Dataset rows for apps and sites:
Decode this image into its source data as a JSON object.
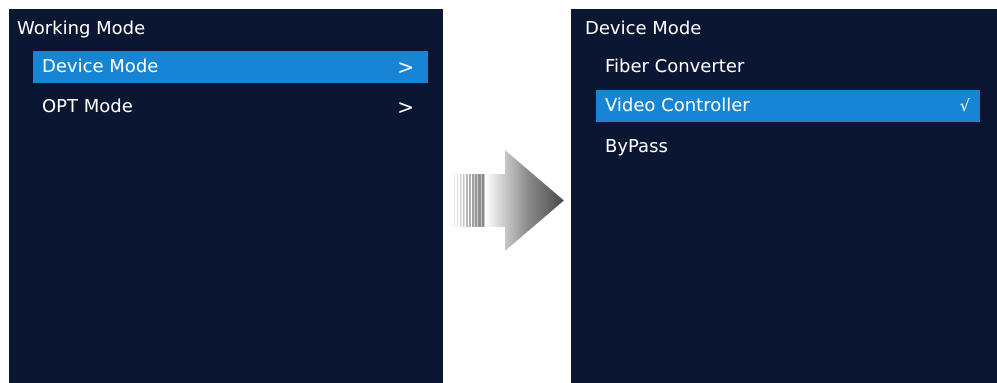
{
  "left_screen": {
    "title": "Working Mode",
    "items": [
      {
        "label": "Device Mode",
        "right": ">",
        "selected": true
      },
      {
        "label": "OPT Mode",
        "right": ">",
        "selected": false
      }
    ]
  },
  "right_screen": {
    "title": "Device Mode",
    "items": [
      {
        "label": "Fiber Converter",
        "selected": false
      },
      {
        "label": "Video Controller",
        "check": "√",
        "selected": true
      },
      {
        "label": "ByPass",
        "selected": false
      }
    ]
  },
  "colors": {
    "screen_background": "#0b1732",
    "highlight": "#1785d4",
    "text": "#ffffff"
  },
  "icons": {
    "transition": "arrow-right-icon",
    "submenu": "chevron-right",
    "checked": "checkmark"
  }
}
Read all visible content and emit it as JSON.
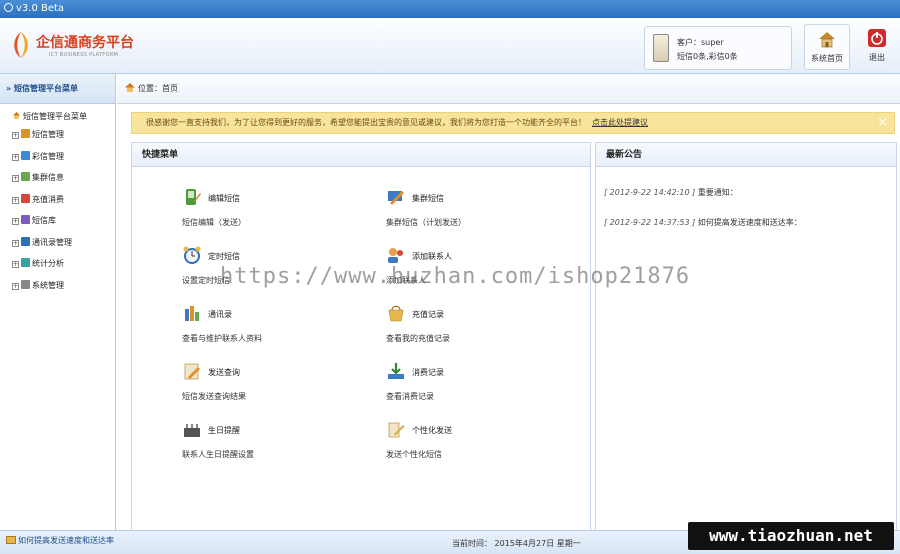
{
  "window": {
    "title": "v3.0 Beta"
  },
  "header": {
    "logo_title": "企信通商务平台",
    "logo_subtitle": "ICT BUSINESS PLATFORM",
    "user_label": "客户：super",
    "user_quota": "短信0条,彩信0条",
    "home_label": "系统首页",
    "exit_label": "退出"
  },
  "sidebar": {
    "title": "» 短信管理平台菜单",
    "root": "短信管理平台菜单",
    "items": [
      {
        "label": "短信管理",
        "icon": "sms-icon"
      },
      {
        "label": "彩信管理",
        "icon": "mms-icon"
      },
      {
        "label": "集群信息",
        "icon": "group-icon"
      },
      {
        "label": "充值消费",
        "icon": "recharge-icon"
      },
      {
        "label": "短信库",
        "icon": "library-icon"
      },
      {
        "label": "通讯录管理",
        "icon": "contacts-icon"
      },
      {
        "label": "统计分析",
        "icon": "stats-icon"
      },
      {
        "label": "系统管理",
        "icon": "settings-icon"
      }
    ]
  },
  "breadcrumb": {
    "text": "位置：首页"
  },
  "notice": {
    "text": "很感谢您一直支持我们，为了让您得到更好的服务，希望您能提出宝贵的意见或建议，我们将为您打造一个功能齐全的平台！",
    "link": "点击此处提建议",
    "close": "×"
  },
  "quick_menu": {
    "title": "快捷菜单",
    "items": [
      {
        "title": "编辑短信",
        "desc": "短信编辑（发送）",
        "icon": "edit-sms-icon"
      },
      {
        "title": "集群短信",
        "desc": "集群短信（计划发送）",
        "icon": "group-sms-icon"
      },
      {
        "title": "定时短信",
        "desc": "设置定时短信",
        "icon": "alarm-clock-icon"
      },
      {
        "title": "添加联系人",
        "desc": "添加联系人",
        "icon": "add-contact-icon"
      },
      {
        "title": "通讯录",
        "desc": "查看与维护联系人资料",
        "icon": "address-book-icon"
      },
      {
        "title": "充值记录",
        "desc": "查看我的充值记录",
        "icon": "recharge-record-icon"
      },
      {
        "title": "发送查询",
        "desc": "短信发送查询结果",
        "icon": "send-query-icon"
      },
      {
        "title": "消费记录",
        "desc": "查看消费记录",
        "icon": "consume-record-icon"
      },
      {
        "title": "生日提醒",
        "desc": "联系人生日提醒设置",
        "icon": "birthday-icon"
      },
      {
        "title": "个性化发送",
        "desc": "发送个性化短信",
        "icon": "custom-send-icon"
      }
    ]
  },
  "news": {
    "title": "最新公告",
    "items": [
      {
        "date": "[ 2012-9-22 14:42:10 ]",
        "text": "重要通知："
      },
      {
        "date": "[ 2012-9-22 14:37:53 ]",
        "text": "如何提高发送速度和送达率："
      }
    ]
  },
  "watermark": "https://www.huzhan.com/ishop21876",
  "status": {
    "left": "如何提高发送速度和送达率；重要通知；",
    "time": "当前时间： 2015年4月27日 星期一"
  },
  "site_mark": "www.tiaozhuan.net",
  "colors": {
    "accent": "#2c6fbd",
    "notice_bg": "#f8e49a",
    "logo_red": "#d9411f"
  }
}
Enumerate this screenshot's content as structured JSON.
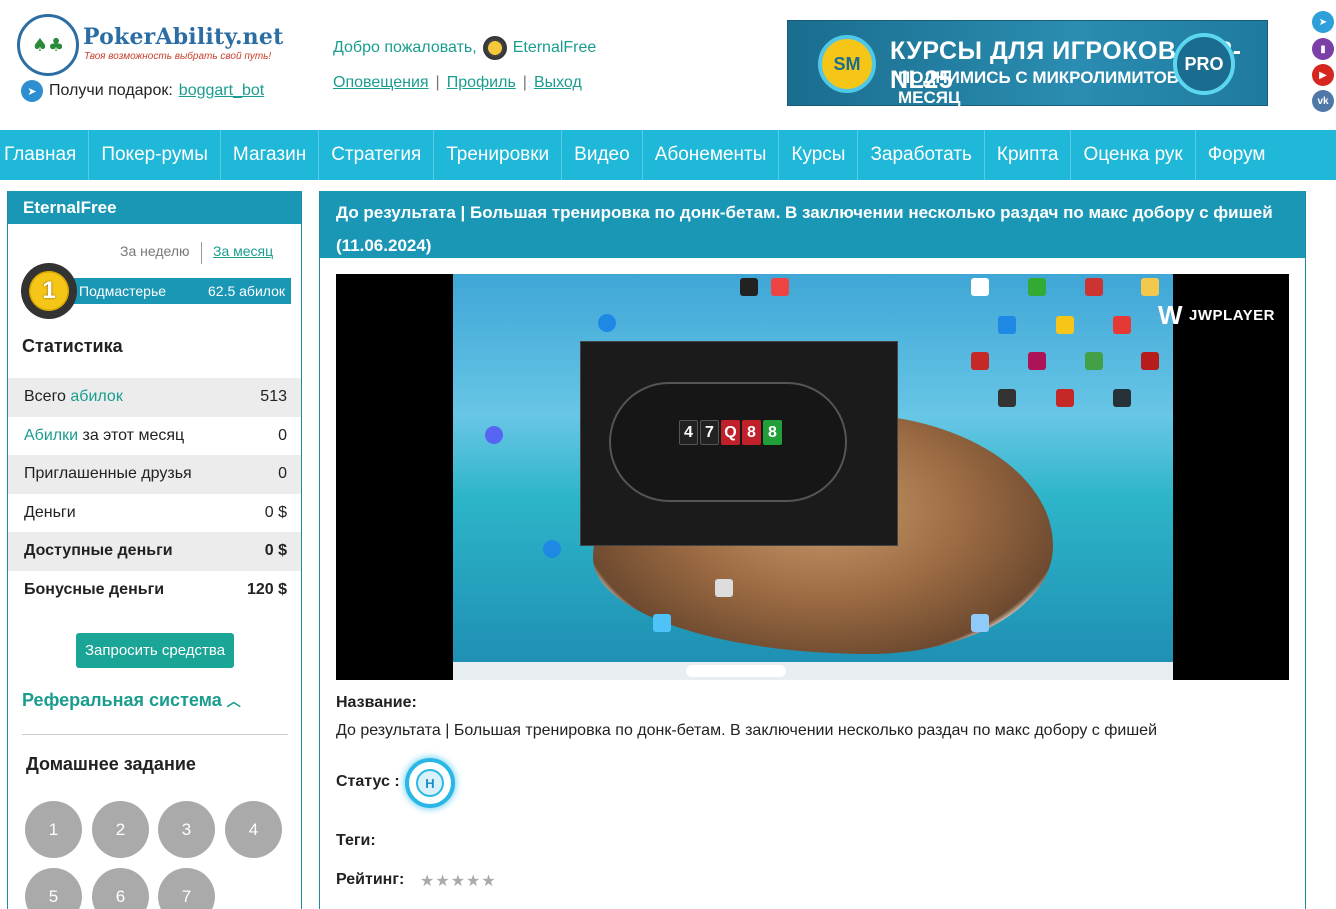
{
  "header": {
    "logo_name": "PokerAbility",
    "logo_domain": ".net",
    "logo_tagline": "Твоя возможность выбрать свой путь!",
    "gift_label": "Получи подарок:",
    "gift_link": "boggart_bot",
    "welcome": "Добро пожаловать,",
    "username": "EternalFree",
    "links": [
      "Оповещения",
      "Профиль",
      "Выход"
    ],
    "banner": {
      "badge": "SM",
      "line1": "КУРСЫ ДЛЯ ИГРОКОВ NL2-NL25",
      "line2": "ПОДНИМИСЬ С МИКРОЛИМИТОВ ЗА МЕСЯЦ",
      "pro": "PRO"
    },
    "social": [
      "telegram-icon",
      "twitch-icon",
      "youtube-icon",
      "vk-icon"
    ]
  },
  "nav": [
    "Главная",
    "Покер-румы",
    "Магазин",
    "Стратегия",
    "Тренировки",
    "Видео",
    "Абонементы",
    "Курсы",
    "Заработать",
    "Крипта",
    "Оценка рук",
    "Форум"
  ],
  "sidebar": {
    "username": "EternalFree",
    "period_week": "За неделю",
    "period_month": "За месяц",
    "rank_number": "1",
    "rank_name": "Подмастерье",
    "rank_points": "62.5 абилок",
    "stats_title": "Статистика",
    "stats": [
      {
        "label_pre": "Всего ",
        "label_link": "абилок",
        "label_post": "",
        "value": "513"
      },
      {
        "label_pre": "",
        "label_link": "Абилки",
        "label_post": " за этот месяц",
        "value": "0"
      },
      {
        "label_pre": "Приглашенные друзья",
        "label_link": "",
        "label_post": "",
        "value": "0"
      },
      {
        "label_pre": "Деньги",
        "label_link": "",
        "label_post": "",
        "value": "0 $"
      },
      {
        "label_pre": "Доступные деньги",
        "label_link": "",
        "label_post": "",
        "value": "0 $"
      },
      {
        "label_pre": "Бонусные деньги",
        "label_link": "",
        "label_post": "",
        "value": "120 $"
      }
    ],
    "request_button": "Запросить средства",
    "referral": "Реферальная система",
    "homework_title": "Домашнее задание",
    "homework": [
      "1",
      "2",
      "3",
      "4",
      "5",
      "6",
      "7"
    ]
  },
  "main": {
    "header": "До результата | Большая тренировка по донк-бетам. В заключении несколько раздач по макс добору с фишей (11.06.2024)",
    "player_brand": "JWPLAYER",
    "board_cards": [
      "4",
      "7",
      "Q",
      "8",
      "8"
    ],
    "name_label": "Название:",
    "name_value": "До результата | Большая тренировка по донк-бетам. В заключении несколько раздач по макс добору с фишей",
    "status_label": "Статус :",
    "status_badge": "H",
    "tags_label": "Теги:",
    "rating_label": "Рейтинг:",
    "rating_stars": "★★★★★",
    "rating_value": 0
  },
  "colors": {
    "accent": "#1fb8d8",
    "header_bar": "#1a97b5",
    "link": "#1a9d8f",
    "button": "#1aa596"
  }
}
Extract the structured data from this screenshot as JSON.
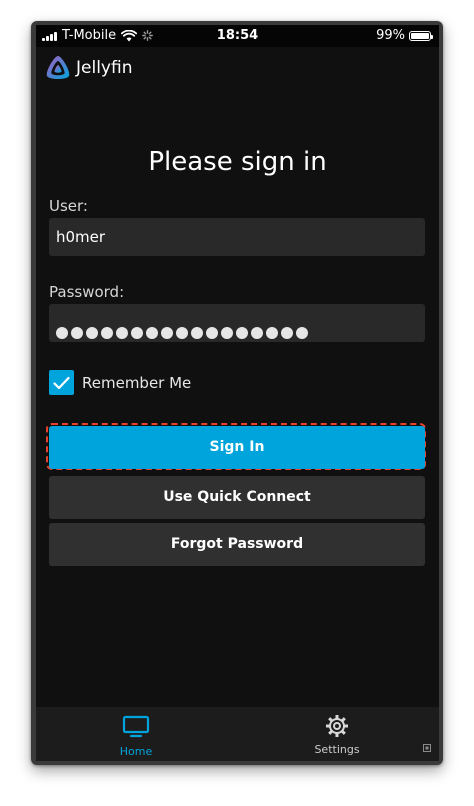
{
  "status_bar": {
    "carrier": "T-Mobile",
    "time": "18:54",
    "battery": "99%",
    "battery_level": 0.99
  },
  "header": {
    "app_name": "Jellyfin",
    "logo_icon": "jellyfin-logo",
    "logo_colors": [
      "#aa5cc3",
      "#00a4dc"
    ]
  },
  "login": {
    "title": "Please sign in",
    "user_label": "User:",
    "user_value": "h0mer",
    "password_label": "Password:",
    "password_mask": "●●●●●●●●●●●●●●●●●",
    "password_length": 17,
    "remember_label": "Remember Me",
    "remember_checked": true,
    "sign_in": "Sign In",
    "quick_connect": "Use Quick Connect",
    "forgot_password": "Forgot Password"
  },
  "tabs": [
    {
      "label": "Home",
      "icon": "tv-icon",
      "active": true
    },
    {
      "label": "Settings",
      "icon": "gear-icon",
      "active": false
    }
  ],
  "colors": {
    "accent": "#00a4dc",
    "background": "#101010",
    "input": "#292929",
    "button": "#303030",
    "focus_outline": "#e8412b",
    "inactive_tab": "#cccccc"
  }
}
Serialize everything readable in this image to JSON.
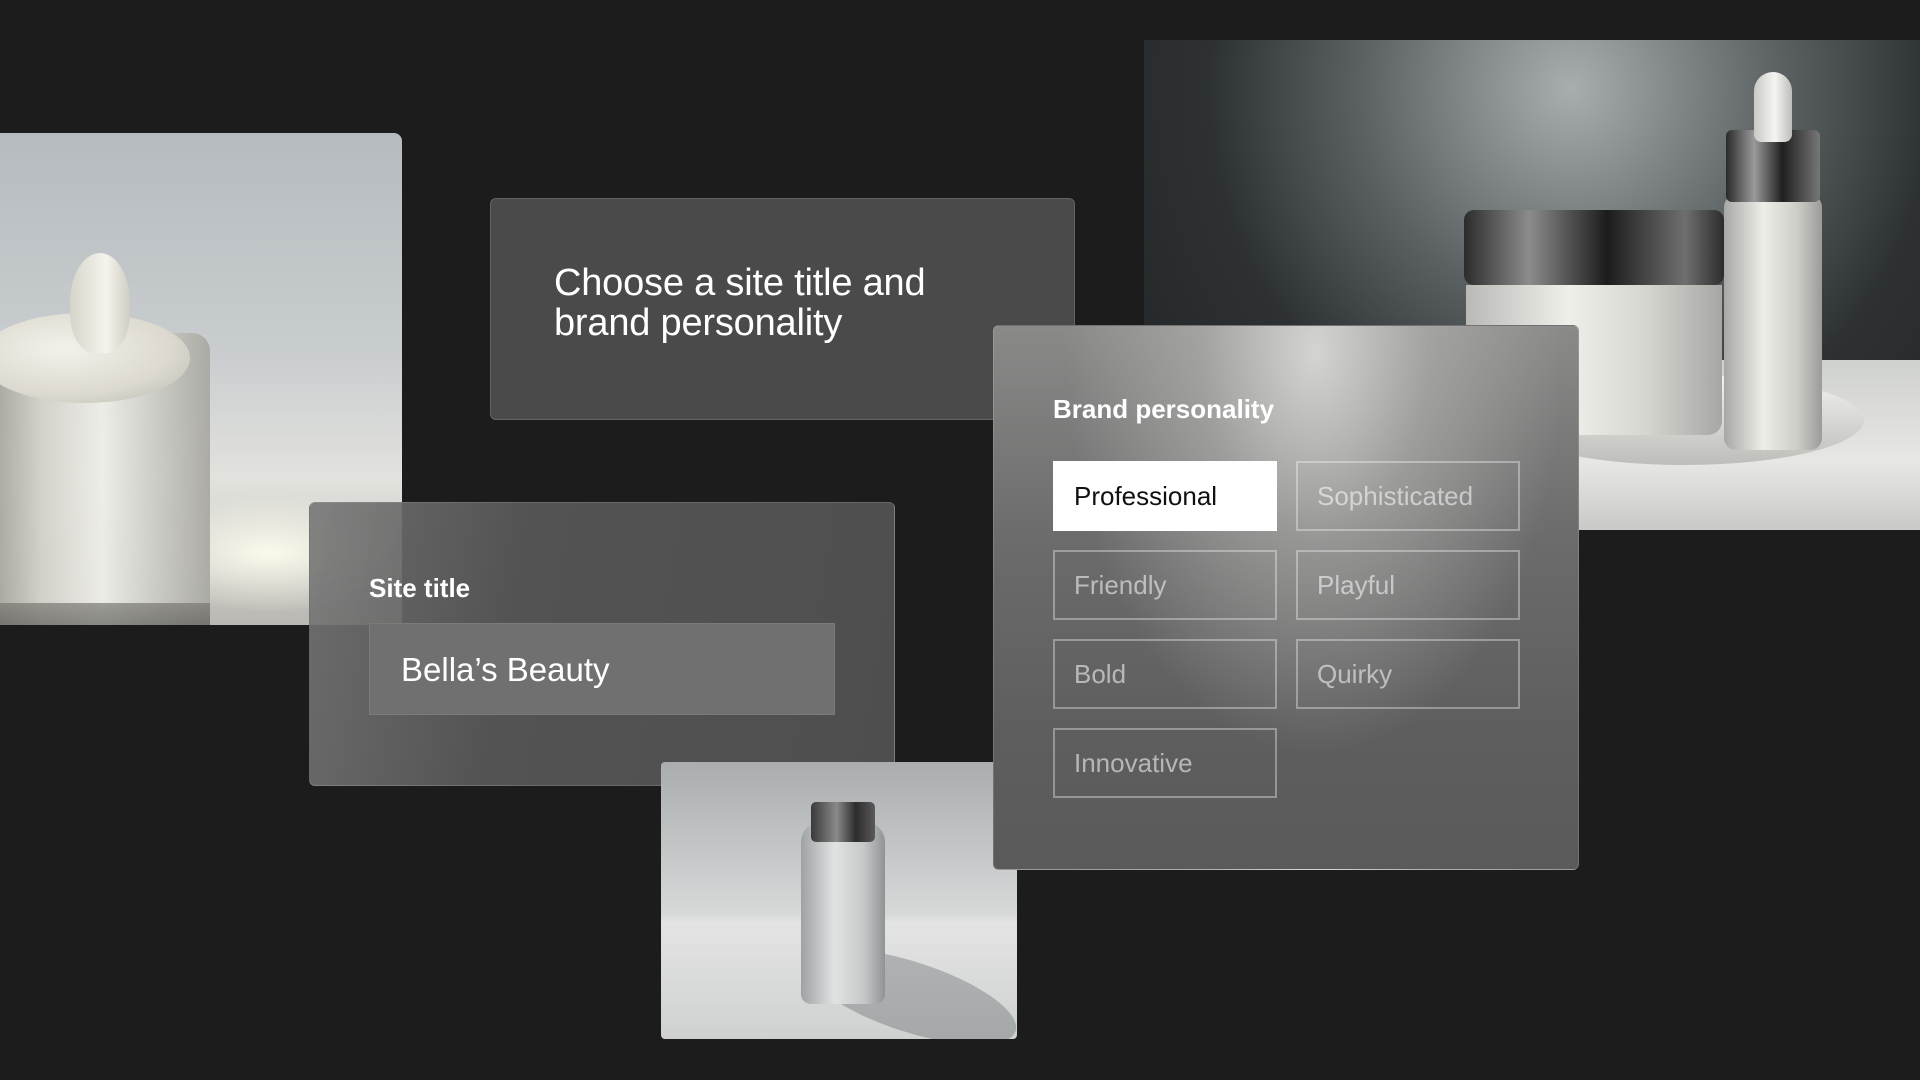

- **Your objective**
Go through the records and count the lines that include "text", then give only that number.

- **Response**
5